┌─ Data supplied
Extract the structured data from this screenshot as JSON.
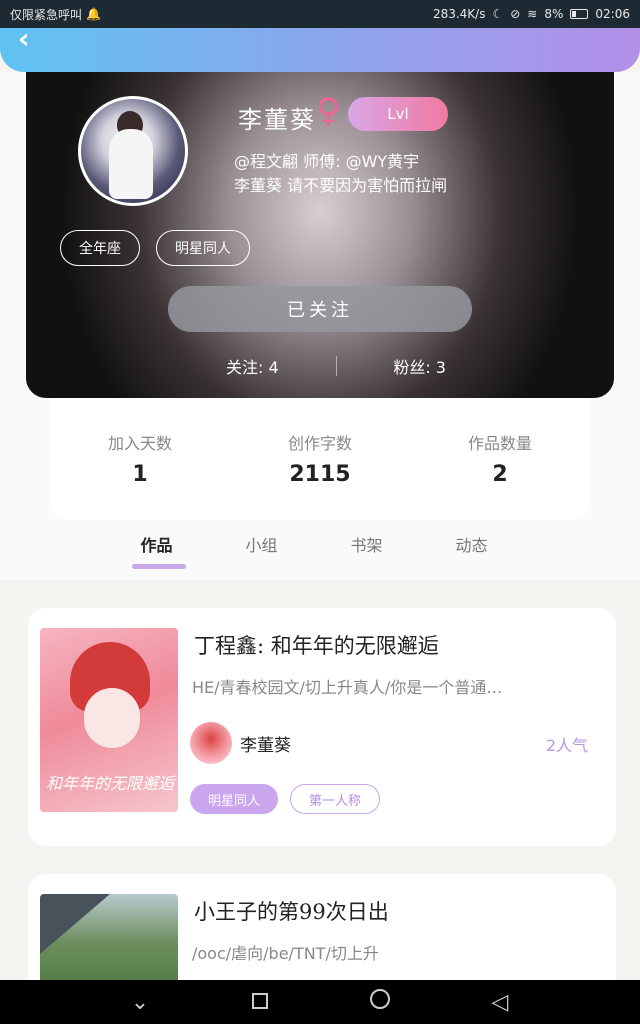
{
  "status_bar": {
    "left_text": "仅限紧急呼叫",
    "speed": "283.4K/s",
    "battery": "8%",
    "time": "02:06"
  },
  "profile": {
    "name": "李董葵",
    "gender_symbol": "♀",
    "level": "Lvl",
    "bio_line1": "@程文翩 师傅: @WY黄宇",
    "bio_line2": "李董葵 请不要因为害怕而拉闸",
    "tags": [
      "全年座",
      "明星同人"
    ],
    "follow_button": "已关注",
    "following_label": "关注: 4",
    "followers_label": "粉丝: 3"
  },
  "stats": [
    {
      "label": "加入天数",
      "value": "1"
    },
    {
      "label": "创作字数",
      "value": "2115"
    },
    {
      "label": "作品数量",
      "value": "2"
    }
  ],
  "tabs": [
    "作品",
    "小组",
    "书架",
    "动态"
  ],
  "works": [
    {
      "title": "丁程鑫: 和年年的无限邂逅",
      "desc": "HE/青春校园文/切上升真人/你是一个普通…",
      "author": "李董葵",
      "readers": "2人气",
      "cover_text": "和年年的无限邂逅",
      "tags": [
        "明星同人",
        "第一人称"
      ]
    },
    {
      "title": "小王子的第99次日出",
      "desc": "/ooc/虐向/be/TNT/切上升"
    }
  ]
}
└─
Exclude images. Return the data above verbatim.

Extract the structured data from this screenshot as JSON.
{
  "status_bar": {
    "left_text": "仅限紧急呼叫",
    "speed": "283.4K/s",
    "battery": "8%",
    "time": "02:06"
  },
  "profile": {
    "name": "李董葵",
    "gender_symbol": "♀",
    "level": "Lvl",
    "bio_line1": "@程文翩 师傅: @WY黄宇",
    "bio_line2": "李董葵 请不要因为害怕而拉闸",
    "tags": [
      "全年座",
      "明星同人"
    ],
    "follow_button": "已关注",
    "following_label": "关注: 4",
    "followers_label": "粉丝: 3"
  },
  "stats": [
    {
      "label": "加入天数",
      "value": "1"
    },
    {
      "label": "创作字数",
      "value": "2115"
    },
    {
      "label": "作品数量",
      "value": "2"
    }
  ],
  "tabs": [
    "作品",
    "小组",
    "书架",
    "动态"
  ],
  "works": [
    {
      "title": "丁程鑫: 和年年的无限邂逅",
      "desc": "HE/青春校园文/切上升真人/你是一个普通…",
      "author": "李董葵",
      "readers": "2人气",
      "cover_text": "和年年的无限邂逅",
      "tags": [
        "明星同人",
        "第一人称"
      ]
    },
    {
      "title": "小王子的第99次日出",
      "desc": "/ooc/虐向/be/TNT/切上升"
    }
  ]
}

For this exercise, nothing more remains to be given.